Wednesday, 20 November 2013

Jane and Cassandra Austen in Dorset; Genteel "Grockles" in Lyme Regis and Weymouth



 Thomas Girtin, Lyme Regis, c. 1797

Apart from descriptions of Lyme, the Dorset watering-place (and its social life) in the novel Persuasion, we have Jane Austen's letter to her elder sister Cassandra, written at Lyme, Friday, September 14, 1804.

Jane gives some hints of her private (and somewhat snobbish) impressions of Lyme, and has this to say about Weymouth (referring to Cassandra's account):

"Weymouth is altogether a shocking place, I perceive, without recommendation of any kind, and worthy only of being frequented by the inhabitants of Gloucester. I am really very glad that we did not go there, and that Henry and Eliza saw nothing in it to make them feel differently".


Thomas Girtin, The Harbour, Weymouth, c 1798


Lyme Regis, 1844

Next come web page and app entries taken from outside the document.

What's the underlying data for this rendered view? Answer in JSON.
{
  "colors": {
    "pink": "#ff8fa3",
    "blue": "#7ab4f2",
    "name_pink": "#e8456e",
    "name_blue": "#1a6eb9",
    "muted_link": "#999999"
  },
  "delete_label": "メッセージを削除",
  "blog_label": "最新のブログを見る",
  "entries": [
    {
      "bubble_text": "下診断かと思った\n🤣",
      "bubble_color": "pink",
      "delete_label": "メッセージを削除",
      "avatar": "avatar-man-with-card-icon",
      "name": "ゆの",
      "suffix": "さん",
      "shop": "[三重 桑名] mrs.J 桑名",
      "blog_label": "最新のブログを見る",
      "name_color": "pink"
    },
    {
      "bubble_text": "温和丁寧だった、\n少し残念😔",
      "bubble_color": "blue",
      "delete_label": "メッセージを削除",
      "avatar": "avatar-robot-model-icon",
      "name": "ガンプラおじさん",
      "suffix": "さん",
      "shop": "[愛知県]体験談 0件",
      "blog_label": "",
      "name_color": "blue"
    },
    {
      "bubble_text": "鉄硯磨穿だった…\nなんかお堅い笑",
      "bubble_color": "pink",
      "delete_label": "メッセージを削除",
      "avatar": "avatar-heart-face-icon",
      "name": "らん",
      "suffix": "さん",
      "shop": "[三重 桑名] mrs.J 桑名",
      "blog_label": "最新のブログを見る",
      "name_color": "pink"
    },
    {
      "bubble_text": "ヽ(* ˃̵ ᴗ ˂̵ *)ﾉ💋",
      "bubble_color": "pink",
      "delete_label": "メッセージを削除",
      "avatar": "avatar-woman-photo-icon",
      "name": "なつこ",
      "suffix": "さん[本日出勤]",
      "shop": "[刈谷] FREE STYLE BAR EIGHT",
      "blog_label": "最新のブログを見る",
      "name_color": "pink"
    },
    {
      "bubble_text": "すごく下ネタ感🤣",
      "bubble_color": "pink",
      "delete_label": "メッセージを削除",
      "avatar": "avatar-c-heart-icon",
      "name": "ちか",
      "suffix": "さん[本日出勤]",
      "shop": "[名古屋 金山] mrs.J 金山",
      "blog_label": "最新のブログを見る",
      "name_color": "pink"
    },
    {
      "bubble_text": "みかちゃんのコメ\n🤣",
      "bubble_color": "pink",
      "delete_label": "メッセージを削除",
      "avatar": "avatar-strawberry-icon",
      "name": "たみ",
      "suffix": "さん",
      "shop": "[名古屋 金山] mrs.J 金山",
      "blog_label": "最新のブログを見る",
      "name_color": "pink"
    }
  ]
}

Hydromania (detail), George Cruickshank, 1819
 (after Captain Frederick Marryat's sketch):




Jane Austen, about Lyme:

"I continue quite well; in proof of which I have bathed again this morning....The bathing was so delightful this morning and Molly so pressing with me to enjoy myself that I believe I staid in rather too long..."

*******

"We are quite settled in our Lodgings...The servants behave very well, and make no difficulties, tho' nothing can exceed the inconvenience of the offices, except the general dirtiness of the house and furniture and all its inhabitants."

Of some other people she writes that they are "bold queer-looking people, just fit to be quality at Lyme".

She walks with a Miss Armstrong for an hour on the Cobb: "she is very converseable in a common way; I do not perceive wit or genius, but she has sense and some degree of taste, and her manners are very engaging".

From Jane Austen and Lyme Regis, 1944

See also, Memoir of Jane Austen, by James Edward Austen-Leigh

Images of Jane Austen (including two by Cassandra Austen)

Jane Austen and the Seaside

See also (not Dorset), Sanditon- Creating a Seaside Resort

John Fowles on Grockles:


Update, The Times, November 7, 2014. Gabriella Swerling is trying to give a new definition for the word "grockle":

"A derogatory term for outsiders who buy up property and increase house prices". I think not.


" Granny's Teeth"